Joyasree Das, M.SC in Optometry

Optometrist, Eye7, Chaudhary Eye Center



The COVID-19 pandemic in India is part of the worldwide pandemic of coronavirus disease 2019.

The disease can possibly spread from person to person through coughs or exhales. To restrict the outbreak, lockdown is the primary solution.

During the lockdown period most people are totally stuck in house. They are restricted to indoor activities and use of different electronic devices for stress buster.

  • A study(1) found that the lockdown restriction has increased the children’s addiction to electronic devices increased up to three times. Additionally, the survey revealed that 65% of the children become addicted to electronic devices, while 50% of them could not stay away from their gadgets for even half an hour. From watching our favourite web series to work from home situation have increased the exposure to screen during the lockdown.
  • “When you are stuck to the screen, your blink rate capacity also goes down, leading to irritation of the eyes, dryness, headaches, and refractive errors.(2, 3) This is what screen time does to a child”. Visual fatigue and discomfort were significantly induced by viewing smart mobile devices with a high-resolution display.(4)
  • The outbreak of COVID-19 shifted the whole education system into a virtual mode. According to UNESCO, since the outbreak of COVID-19 began 1.37 billion students in 138 countries worldwide have been affected by the school and university closer.
  • Face masks have become routine accessory for human after COVID-19 But incorrect use of masks may not provide good protection, which also may damage our health.
  • According to John Xu, a research scientist working on the Stanford project. “N-95 masks are estimated to reduce oxygen intake by anywhere from 5% to 20% . That is significant, even for a healthy person. It can cause dizziness and light-headedness. If you wear a mask long enough, it can damage the lungs. For a patient in respiratory distress, it can even be life threatening.”(5)
  • Prolonged use of mask may produce poor breathing, migraine, sinusitis problem due to hypoxia.(6)



The  prolonged use of system, digital devices, reading and doing near work for long periods are the main reason of asthenopia that it has been dubbed “computer vision syndrome” or “digital eyestrain.”(7) Asthenopia is more commonly known as eyestrain or ocular fatigue. It is not serious and goes away once you rest your eyes. Sometimes, asthenopia is related to an underlying vision problem, such as astigmatism or farsightedness.

Most of the time, asthenopia can be treated by making a few changes to your environment and lifestyle. Like,

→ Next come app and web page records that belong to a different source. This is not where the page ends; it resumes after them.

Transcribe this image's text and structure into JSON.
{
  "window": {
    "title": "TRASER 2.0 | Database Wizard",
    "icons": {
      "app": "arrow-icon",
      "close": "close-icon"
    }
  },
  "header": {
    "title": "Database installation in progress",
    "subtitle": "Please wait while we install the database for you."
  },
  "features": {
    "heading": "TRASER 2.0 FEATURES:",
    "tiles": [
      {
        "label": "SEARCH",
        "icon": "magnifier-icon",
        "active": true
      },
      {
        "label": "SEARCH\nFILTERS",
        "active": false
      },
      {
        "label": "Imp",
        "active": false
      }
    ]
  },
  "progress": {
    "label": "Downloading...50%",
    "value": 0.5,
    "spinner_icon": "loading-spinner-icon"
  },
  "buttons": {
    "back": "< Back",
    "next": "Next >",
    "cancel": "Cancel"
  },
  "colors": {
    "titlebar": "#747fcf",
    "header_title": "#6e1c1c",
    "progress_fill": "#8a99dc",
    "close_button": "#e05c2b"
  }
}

  • Adjust your lighting when performing reading or sewing or watching TV.
  • Limiting the amount of time, take breaks using the “20-20-20 rule” by shifting your eyes to look at an object at least 20 feet away, for 20 seconds, every 20 minutes.(8)
  • Use artificial tears help keep your eyes lubricated.

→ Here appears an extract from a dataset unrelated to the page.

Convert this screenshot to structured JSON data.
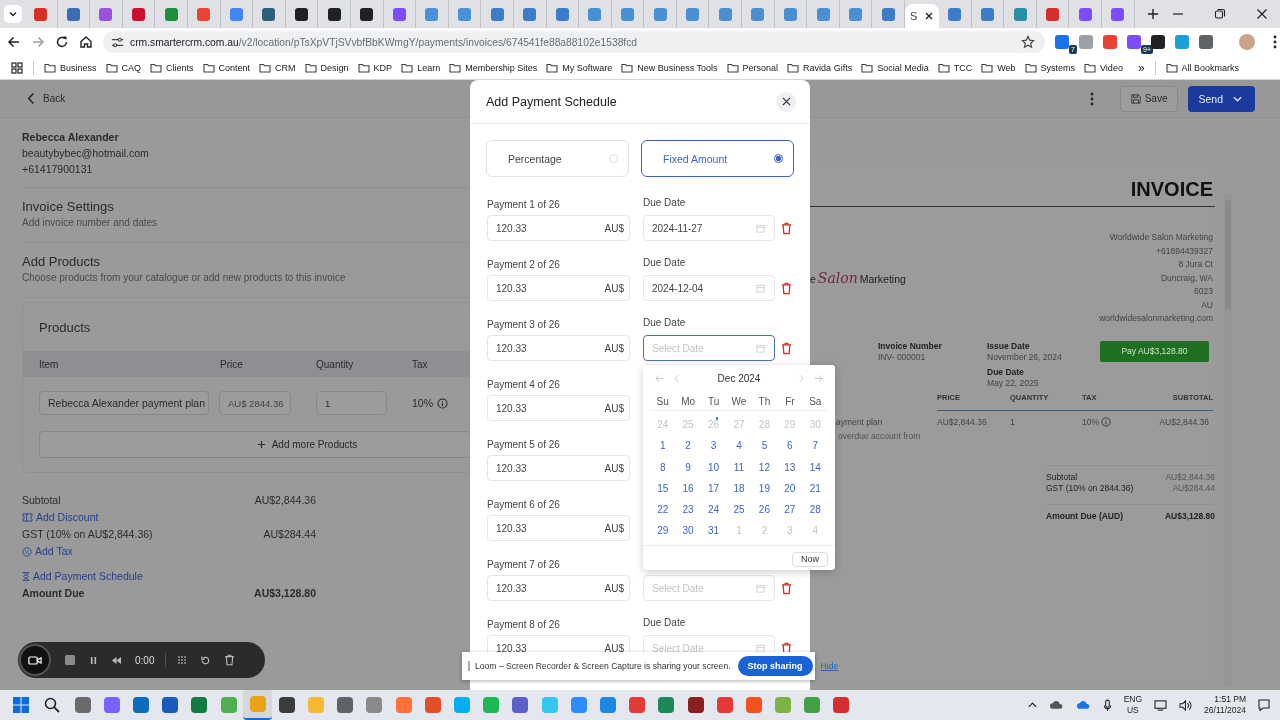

Medical treatment for asthenopia is sometimes needed when symptoms are severe or related to an underlying condition.

Small and insignificant corrections in the lifestyle such as maintain proper posture while working, proper room illumination, healthy diet and spending more time with family away from digital exposure will help in relieving the Asthenopic symptoms as well as reduce your mental stress.



  1. Urvashi Dev Rawal, June 16, (2020),Gadget addiction among children during lockdown a cause of concern, Hindustan Times, Jaipur. (; Last Accessed: 18Nov2020; 19:36hrsIST)
  2. Patel S, Henderson R, Bradley L, Galloway B, Hunter L. Effect of visual display unit use on blink rate and tear stability. Optom Vis Sci. 1991 Nov 1;68(11):888-92.
  3. Park S, Kyung G, Choi D, Yi J, Lee S, Choi B, Lee S. Effects of display curvature and task duration on proofreading performance, visual discomfort, visual fatigue, mental workload, and user satisfaction. Applied ergonomics. 2019 Jul 1;78:26-36.
  4. Kim DJ, Lim CY, Gu N, Park CY. Visual fatigue induced by viewing a tablet computer with a high-resolution display. Korean Journal of Ophthalmology. 2017 Oct 1;31(5):388-93.
  5. John Xu, April 14 (2020), COVID-19 prompts Stanford engineers to rethink the humble face mask, Stanford News ( (Last Accessed: 18Nov2020; 19:36hrsIST)
  6. Tian Z, Kim BY, Bae MJ. A study on the effect of wearing masks on stress response. Memory. 2020 Jan 1;8:12.
  7. Stephaine E Wu, MD, Jan 22, 2020, Computer Vision Syndrome: A Growing Issue In A Digital World.(; Last Accessed: 18Nov2020; 19:36hrsIST)
  8. Kierstan Boyd, Mar. 03, 2020, Computers, Digital Devices and Eye Strain (; Last Accessed: 18Nov2020; 19:36hrsIST)